Ginza is also home to the national kabuki theatre, Kabuki-za. This traditional form of Japanese theatre features an all-male cast and you can get tickets on the day for a single act, which is popular with tourists as you can get a taster for kabuki and just watch for an hour, instead of the usual 4+ hours. The new theatre, opened in 2013, was spectacular and less than 10 minutes walk from our hotel.
The world-famous Tsukiji fish market is also just a short walk from Ginza. The market is due to move outside of Tokyo soon, so we were glad to be able to visit, though we didn't go at the crack of dawn like some tourists do in the hope of getting in to see the famous tuna auctions. Instead, we just enjoyed wandering through the streets and had a delicious breakfast of sashimi-don. While you might be expecting to find lots of sushi here - and there is - don is also a traditional way to eat sashimi, simply served in a bowl on top of sushi rice. We went to a different place to the picture below, where we had big servings of fatty tuna and salmon for only about ¥1000 (about £6).
Tamagoyaki, a Japanese omelette made in the shape of a large brick using a special pan, is a lesser-known part of the sushi experience (in the UK, at least), but it's a vital part of any sushi master's repertoire and striking the perfect balance between flavour and texture is an art that takes time to perfect.
As I said before, the nearby Shiodome area is Tokyo's answer to Canary Wharf, so it was surprising to find the beautiful Hamarikyu Gardens nestled amongst the skyscrapers. Located at the edge of Tokyo Bay, the landscaped park features beautiful flower gardens and a unique saltwater pond home to plenty of fish you wouldn't usually see in a park! It felt very zen being there and is now probably one of my favourite Tokyo landmarks.

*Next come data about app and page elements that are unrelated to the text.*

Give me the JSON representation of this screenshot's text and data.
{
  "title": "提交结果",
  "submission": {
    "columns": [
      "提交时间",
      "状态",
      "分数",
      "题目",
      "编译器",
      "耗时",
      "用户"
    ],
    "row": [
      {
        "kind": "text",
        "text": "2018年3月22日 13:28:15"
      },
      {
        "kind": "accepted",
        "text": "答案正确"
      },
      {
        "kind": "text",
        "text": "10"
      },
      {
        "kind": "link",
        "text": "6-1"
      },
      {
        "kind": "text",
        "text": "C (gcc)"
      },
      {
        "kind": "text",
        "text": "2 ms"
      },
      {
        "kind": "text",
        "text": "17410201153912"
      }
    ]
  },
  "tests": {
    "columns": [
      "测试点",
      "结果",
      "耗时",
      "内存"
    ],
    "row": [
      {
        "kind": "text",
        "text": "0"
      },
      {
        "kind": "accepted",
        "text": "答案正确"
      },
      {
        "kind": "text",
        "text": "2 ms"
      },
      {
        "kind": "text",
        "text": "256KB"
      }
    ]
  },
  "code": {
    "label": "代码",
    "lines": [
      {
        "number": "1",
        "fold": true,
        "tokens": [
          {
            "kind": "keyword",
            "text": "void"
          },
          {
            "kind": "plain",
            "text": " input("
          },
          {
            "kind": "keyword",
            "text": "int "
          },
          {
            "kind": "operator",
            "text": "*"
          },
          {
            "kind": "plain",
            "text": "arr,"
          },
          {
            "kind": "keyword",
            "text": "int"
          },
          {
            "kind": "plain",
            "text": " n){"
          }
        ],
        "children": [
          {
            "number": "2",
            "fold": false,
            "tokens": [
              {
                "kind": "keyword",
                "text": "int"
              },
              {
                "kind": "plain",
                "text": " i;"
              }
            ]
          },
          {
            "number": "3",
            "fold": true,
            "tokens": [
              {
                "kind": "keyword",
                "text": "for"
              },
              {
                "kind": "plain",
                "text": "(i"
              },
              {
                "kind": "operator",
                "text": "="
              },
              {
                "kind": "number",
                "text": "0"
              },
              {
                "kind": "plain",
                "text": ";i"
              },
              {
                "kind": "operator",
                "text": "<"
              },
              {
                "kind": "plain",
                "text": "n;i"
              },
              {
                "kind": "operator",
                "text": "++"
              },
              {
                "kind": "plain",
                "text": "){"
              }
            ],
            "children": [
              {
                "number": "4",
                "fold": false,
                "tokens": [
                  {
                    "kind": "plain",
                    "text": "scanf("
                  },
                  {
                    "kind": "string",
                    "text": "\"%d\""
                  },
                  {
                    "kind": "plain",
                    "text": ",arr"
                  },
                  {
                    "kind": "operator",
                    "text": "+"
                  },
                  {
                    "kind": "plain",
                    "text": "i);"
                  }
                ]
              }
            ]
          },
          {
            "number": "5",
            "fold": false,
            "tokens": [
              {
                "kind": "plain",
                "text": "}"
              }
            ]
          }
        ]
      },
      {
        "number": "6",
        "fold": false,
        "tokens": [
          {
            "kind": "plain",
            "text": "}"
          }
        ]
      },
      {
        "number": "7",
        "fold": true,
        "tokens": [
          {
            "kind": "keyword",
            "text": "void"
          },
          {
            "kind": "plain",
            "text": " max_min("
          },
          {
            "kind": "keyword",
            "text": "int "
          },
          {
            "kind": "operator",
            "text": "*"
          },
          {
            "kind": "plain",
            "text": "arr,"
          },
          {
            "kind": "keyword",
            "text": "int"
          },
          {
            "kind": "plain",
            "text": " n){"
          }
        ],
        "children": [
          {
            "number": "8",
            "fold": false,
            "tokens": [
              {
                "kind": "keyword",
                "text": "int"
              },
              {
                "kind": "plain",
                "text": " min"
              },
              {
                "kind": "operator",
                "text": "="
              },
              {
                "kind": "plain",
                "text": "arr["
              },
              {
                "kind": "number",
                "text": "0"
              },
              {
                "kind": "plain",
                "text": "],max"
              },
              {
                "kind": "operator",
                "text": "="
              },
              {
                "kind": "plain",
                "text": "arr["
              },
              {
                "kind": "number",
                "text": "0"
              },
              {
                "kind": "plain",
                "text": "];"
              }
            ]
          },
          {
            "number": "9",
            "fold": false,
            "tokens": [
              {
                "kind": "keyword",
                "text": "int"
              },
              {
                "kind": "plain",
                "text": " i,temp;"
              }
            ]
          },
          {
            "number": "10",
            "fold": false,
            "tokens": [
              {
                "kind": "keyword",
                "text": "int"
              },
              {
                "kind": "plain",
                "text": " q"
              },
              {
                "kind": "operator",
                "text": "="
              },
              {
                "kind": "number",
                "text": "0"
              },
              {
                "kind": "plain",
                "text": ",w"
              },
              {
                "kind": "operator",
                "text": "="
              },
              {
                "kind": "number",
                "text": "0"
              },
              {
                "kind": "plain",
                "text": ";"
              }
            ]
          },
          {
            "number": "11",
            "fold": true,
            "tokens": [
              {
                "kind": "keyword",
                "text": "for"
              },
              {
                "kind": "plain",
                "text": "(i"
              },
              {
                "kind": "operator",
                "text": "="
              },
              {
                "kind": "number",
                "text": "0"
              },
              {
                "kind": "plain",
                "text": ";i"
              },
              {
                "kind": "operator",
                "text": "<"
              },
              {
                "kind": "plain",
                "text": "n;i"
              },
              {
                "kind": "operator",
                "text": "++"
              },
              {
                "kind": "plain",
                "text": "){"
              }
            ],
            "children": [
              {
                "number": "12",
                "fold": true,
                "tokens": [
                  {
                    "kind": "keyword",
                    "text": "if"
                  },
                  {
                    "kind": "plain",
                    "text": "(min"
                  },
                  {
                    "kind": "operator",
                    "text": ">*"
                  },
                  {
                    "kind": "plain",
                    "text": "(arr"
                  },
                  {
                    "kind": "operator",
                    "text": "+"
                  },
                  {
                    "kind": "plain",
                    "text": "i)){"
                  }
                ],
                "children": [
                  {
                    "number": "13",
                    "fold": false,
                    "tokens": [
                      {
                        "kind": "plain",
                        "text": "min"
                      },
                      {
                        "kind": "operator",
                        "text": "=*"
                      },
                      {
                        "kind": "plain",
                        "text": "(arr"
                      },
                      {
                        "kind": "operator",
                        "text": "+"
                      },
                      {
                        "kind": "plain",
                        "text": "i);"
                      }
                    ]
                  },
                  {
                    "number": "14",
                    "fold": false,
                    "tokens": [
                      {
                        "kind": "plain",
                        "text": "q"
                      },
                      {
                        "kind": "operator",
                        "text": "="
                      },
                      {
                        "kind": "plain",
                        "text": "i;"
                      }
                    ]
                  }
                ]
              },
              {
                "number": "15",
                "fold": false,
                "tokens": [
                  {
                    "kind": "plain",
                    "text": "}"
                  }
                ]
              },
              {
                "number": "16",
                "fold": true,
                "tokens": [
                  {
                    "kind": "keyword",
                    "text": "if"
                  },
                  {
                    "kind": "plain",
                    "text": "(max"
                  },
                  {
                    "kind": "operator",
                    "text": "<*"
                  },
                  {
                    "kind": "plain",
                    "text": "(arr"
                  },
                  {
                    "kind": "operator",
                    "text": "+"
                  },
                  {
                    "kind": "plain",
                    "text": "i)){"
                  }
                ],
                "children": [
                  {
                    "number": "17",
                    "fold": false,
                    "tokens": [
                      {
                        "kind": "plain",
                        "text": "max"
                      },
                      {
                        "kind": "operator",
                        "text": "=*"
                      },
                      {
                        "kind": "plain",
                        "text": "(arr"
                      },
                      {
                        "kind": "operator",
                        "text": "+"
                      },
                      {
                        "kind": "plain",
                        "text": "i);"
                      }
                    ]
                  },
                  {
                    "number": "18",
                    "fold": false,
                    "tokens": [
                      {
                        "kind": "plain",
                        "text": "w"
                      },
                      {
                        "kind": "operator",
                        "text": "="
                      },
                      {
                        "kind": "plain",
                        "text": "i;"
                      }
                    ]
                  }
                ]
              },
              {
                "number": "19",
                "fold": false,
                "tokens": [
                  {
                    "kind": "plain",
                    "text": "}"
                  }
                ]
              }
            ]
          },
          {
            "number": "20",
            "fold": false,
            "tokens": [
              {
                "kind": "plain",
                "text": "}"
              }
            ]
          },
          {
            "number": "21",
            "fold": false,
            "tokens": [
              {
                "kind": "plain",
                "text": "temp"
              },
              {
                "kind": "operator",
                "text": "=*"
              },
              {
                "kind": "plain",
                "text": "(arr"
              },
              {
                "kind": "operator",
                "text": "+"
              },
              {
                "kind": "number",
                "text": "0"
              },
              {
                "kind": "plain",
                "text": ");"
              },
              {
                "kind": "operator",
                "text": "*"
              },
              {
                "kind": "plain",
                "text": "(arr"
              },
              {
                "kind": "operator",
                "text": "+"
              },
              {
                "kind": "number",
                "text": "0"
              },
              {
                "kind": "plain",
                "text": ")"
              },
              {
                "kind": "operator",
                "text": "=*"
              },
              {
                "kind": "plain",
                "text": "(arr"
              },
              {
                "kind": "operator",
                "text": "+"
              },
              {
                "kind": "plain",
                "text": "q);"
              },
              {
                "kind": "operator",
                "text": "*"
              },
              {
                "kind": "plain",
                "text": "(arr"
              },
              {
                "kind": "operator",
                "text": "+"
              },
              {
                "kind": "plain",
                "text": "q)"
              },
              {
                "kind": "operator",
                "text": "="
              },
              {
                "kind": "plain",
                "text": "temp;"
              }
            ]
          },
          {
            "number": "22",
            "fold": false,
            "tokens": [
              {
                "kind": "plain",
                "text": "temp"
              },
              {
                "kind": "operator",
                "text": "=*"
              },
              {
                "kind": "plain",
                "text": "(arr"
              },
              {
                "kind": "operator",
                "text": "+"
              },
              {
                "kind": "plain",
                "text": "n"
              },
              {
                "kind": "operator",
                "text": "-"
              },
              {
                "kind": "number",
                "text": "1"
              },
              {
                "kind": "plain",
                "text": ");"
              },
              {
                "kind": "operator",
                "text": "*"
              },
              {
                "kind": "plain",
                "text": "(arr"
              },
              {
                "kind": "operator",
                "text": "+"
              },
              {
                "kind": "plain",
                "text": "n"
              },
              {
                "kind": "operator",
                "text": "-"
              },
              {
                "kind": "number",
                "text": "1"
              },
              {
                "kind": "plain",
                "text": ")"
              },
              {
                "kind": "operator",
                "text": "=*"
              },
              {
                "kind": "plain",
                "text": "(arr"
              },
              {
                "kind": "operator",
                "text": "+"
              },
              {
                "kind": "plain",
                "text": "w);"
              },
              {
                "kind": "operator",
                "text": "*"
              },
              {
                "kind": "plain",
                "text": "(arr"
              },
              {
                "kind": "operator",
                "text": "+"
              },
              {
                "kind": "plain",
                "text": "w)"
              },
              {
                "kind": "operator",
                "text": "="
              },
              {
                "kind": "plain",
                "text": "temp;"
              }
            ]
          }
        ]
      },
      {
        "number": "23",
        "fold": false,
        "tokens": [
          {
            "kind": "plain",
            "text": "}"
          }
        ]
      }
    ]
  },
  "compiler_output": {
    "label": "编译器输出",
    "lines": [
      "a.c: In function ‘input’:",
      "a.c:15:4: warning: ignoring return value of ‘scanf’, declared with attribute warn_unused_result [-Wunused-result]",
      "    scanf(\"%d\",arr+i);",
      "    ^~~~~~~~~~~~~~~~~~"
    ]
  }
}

I'm about to wrap up this super long post and, actually, this is the last of my Tokyo neighbourhood posts! But first I have to tell you about one last place: Go Go Curry. Japanese curry is a strange and wonderful thing - thick, sweet, salty. I don't know. It's hard to describe but it's probably not like anything you've had before...if you've been to Wagamama and had the katsu curry then you might have an idea, but it really is an experience! We kept seeing a chain of shops called Go Go Curry (there's even a branch in NY that calls it Japan's No. 1 curry!), with a distinctive gorilla logo, and joked that it looked bizarre. So of course we had to try it and lo and behold! It actually turned out to be one of my favourite meals. There was this weird moment where I took the first bite and thought it was so grim, but the more I ate, the more I got into it. Maybe we were a little drunk - and it's definitely the equivalent to a late night kebab, rather than a special meal out - but it was smiles all round for this greedy bear!
Did you make it this far? Thank you for reading! I'm sad my Japan posts are pretty much done, but I have one last post scheduled for Monday with a few tips about visiting Japan so make sure to check that out if you're interested!